Speed was partially inspired by a real event - Malcolm Campbell breaking the world's speed record for an automobile (he drove a Bluebird). The event took place on September 3, 1935 at the Bonneville Salt Flats and MGM wanted to capitalize on the public's interest in it by following up with a similar story. Stewart plays Terry Martin, a test driver for the Emory Automobile Company, who is trying to perfect a new high-speed carburetor. Cocky and ambitious, Terry also pursues the company's attractive new public relations representative, Jane Mitchell (Wendy Barrie), who just happens to be the niece of the company's boss. A rivalry for Jane with fellow engineer Frank Lawson (Weldon Heyburn) creates complications for Terry but after surviving a race car accident at the Indianapolis speedway, he is sufficiently humbled and a better man for it.
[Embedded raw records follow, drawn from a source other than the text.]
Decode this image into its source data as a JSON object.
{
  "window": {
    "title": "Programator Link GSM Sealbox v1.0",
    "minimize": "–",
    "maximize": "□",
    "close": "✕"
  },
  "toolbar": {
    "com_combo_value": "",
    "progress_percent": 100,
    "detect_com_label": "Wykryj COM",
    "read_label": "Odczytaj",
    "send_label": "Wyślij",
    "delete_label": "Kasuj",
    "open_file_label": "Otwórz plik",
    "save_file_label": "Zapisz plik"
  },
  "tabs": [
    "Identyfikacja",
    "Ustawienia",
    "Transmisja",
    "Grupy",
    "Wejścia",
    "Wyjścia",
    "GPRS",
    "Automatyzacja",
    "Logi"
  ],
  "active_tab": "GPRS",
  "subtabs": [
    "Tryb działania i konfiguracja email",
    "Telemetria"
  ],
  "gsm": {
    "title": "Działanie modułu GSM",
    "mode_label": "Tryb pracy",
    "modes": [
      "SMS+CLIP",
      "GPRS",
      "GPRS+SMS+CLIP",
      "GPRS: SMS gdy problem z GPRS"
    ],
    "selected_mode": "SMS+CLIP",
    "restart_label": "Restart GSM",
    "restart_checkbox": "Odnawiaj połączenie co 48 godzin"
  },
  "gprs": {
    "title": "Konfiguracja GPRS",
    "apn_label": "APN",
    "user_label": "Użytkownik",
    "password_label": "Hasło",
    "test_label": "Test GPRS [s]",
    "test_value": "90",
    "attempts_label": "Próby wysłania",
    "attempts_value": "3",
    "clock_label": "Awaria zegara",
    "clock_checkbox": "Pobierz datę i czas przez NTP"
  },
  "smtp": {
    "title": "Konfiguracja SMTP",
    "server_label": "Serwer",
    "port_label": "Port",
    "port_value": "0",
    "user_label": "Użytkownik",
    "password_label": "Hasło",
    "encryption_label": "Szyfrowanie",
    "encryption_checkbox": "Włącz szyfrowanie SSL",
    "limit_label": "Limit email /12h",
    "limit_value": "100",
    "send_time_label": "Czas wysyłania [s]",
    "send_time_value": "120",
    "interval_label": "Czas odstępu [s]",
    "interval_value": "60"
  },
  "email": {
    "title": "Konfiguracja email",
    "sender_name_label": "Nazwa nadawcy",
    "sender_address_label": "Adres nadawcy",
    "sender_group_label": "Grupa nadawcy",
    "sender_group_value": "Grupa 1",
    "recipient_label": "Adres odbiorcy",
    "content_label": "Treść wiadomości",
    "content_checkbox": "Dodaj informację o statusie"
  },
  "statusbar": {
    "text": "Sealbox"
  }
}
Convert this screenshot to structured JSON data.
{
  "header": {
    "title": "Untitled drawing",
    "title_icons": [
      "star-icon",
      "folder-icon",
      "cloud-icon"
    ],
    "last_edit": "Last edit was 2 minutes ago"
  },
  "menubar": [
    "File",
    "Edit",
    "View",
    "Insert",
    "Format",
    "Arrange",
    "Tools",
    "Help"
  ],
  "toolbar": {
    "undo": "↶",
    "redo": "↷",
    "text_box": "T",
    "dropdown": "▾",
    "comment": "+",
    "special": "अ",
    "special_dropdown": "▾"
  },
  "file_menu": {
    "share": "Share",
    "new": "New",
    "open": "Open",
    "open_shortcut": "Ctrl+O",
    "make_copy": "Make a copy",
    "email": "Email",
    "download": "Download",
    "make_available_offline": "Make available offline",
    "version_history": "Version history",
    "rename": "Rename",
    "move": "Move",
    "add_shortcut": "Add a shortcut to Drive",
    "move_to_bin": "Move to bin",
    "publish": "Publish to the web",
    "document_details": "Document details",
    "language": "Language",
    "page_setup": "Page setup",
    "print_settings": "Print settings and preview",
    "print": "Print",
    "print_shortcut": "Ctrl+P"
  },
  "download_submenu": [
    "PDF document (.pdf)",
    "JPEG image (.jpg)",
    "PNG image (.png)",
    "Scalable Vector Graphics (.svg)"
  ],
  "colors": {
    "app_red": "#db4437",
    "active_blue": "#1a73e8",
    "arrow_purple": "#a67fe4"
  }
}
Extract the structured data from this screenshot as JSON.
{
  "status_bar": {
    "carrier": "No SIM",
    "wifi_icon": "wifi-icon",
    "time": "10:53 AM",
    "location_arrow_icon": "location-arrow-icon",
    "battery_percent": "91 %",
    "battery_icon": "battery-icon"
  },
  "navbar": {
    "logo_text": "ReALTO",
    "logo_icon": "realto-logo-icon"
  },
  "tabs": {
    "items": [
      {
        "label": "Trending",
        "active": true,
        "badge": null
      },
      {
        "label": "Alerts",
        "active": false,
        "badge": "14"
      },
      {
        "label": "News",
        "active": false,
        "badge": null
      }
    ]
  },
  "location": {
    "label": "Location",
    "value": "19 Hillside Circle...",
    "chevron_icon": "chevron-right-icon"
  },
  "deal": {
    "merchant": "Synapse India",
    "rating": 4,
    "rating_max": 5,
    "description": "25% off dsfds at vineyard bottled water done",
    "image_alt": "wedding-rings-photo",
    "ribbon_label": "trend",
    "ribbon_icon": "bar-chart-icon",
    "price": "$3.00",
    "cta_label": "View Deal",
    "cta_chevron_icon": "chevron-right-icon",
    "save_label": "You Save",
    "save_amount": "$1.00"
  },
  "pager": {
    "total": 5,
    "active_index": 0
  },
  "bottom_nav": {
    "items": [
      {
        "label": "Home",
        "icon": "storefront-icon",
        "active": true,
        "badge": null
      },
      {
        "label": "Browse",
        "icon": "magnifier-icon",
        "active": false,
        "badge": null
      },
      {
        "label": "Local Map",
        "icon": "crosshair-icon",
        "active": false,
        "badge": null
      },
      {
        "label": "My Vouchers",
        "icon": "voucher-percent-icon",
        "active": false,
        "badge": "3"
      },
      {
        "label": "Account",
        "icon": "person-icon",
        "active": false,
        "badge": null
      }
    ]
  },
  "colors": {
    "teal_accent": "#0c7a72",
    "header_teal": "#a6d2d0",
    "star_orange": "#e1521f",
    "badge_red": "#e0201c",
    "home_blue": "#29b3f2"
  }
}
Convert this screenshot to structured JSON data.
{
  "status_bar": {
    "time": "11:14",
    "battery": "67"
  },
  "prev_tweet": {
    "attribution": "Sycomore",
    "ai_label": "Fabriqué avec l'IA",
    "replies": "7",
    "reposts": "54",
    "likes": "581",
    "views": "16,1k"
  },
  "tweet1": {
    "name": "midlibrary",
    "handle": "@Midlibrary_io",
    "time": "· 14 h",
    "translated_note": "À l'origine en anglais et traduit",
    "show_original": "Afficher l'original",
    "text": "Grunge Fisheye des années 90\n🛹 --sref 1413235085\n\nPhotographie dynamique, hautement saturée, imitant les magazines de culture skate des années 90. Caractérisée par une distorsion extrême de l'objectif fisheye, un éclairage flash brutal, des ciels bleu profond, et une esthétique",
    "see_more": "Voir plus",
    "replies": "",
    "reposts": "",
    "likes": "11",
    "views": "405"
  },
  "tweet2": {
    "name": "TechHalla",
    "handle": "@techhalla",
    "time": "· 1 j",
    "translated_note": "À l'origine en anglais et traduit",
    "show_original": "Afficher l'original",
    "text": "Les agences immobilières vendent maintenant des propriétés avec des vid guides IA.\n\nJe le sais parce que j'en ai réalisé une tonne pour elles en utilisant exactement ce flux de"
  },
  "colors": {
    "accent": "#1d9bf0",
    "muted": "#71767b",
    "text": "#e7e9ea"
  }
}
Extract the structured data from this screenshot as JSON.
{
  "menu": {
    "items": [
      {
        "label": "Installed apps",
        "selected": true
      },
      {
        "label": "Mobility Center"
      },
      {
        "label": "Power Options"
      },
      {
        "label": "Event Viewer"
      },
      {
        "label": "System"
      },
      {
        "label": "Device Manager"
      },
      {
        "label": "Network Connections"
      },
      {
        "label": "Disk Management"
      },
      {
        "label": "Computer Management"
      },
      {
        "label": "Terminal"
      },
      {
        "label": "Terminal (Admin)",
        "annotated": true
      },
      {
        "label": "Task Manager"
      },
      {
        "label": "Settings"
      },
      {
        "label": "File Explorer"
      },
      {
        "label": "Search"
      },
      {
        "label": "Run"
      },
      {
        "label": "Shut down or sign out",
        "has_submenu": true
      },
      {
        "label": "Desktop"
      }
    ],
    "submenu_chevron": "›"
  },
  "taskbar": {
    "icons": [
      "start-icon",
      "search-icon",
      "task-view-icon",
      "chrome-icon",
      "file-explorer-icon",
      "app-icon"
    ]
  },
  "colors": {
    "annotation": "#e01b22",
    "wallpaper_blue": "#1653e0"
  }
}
Even though Speed was Stewart's first starring vehicle it was little more than a glorified B-movie, clocking in at just under sixty-six minutes. MGM had arranged with Chrysler Motors in advance to use their equipment, cars, buildings and testing grounds for the film and there is also a great deal of footage devoted to the automobile assembly line process in a Detroit factory. If it wasn't for the slim love story angle, Speed could almost pass as an infomercial for the car industry. But even if the film didn't exactly maintain the pace of its title, it's not without interest for Stewart fans and some of the cinematography by Lester White (high-speed races filmed through the windshield of the test car) is exciting. Though Stewart would later recall little about the making of Speed, he did retain one important memory of it. In A Wonderful Life: The Films and Career of James Stewart by Tony Thomas, the actor remembered that his co-star Ted Healy gave him some invaluable advice as an actor: "He told me to think of the audience not simply as watchers but as collaborators, as sort of partners in the project. He was right, and that helped me in my attitude toward the business."
Producer: Lucien Hubbard
Director: Edwin L. Marin
Screenplay: Milton Krims (story), Lawrence Bachmann (story), Michael Fessier
Cinematography: Lester White
Film Editing: Ben Lewis
Art Direction: Cedric Gibbons
Music: Edward Ward
Cast: James Stewart (Terry Martin), Wendy Barrie (Jane Mitchell), Una Merkel (Josephine Sanderson), Weldon Heyburn (Frank Lawson), Ted Healy (Clarence "Gadget" Haggerty), Ralph Morgan (Mr. Dean).
by Jeff Stafford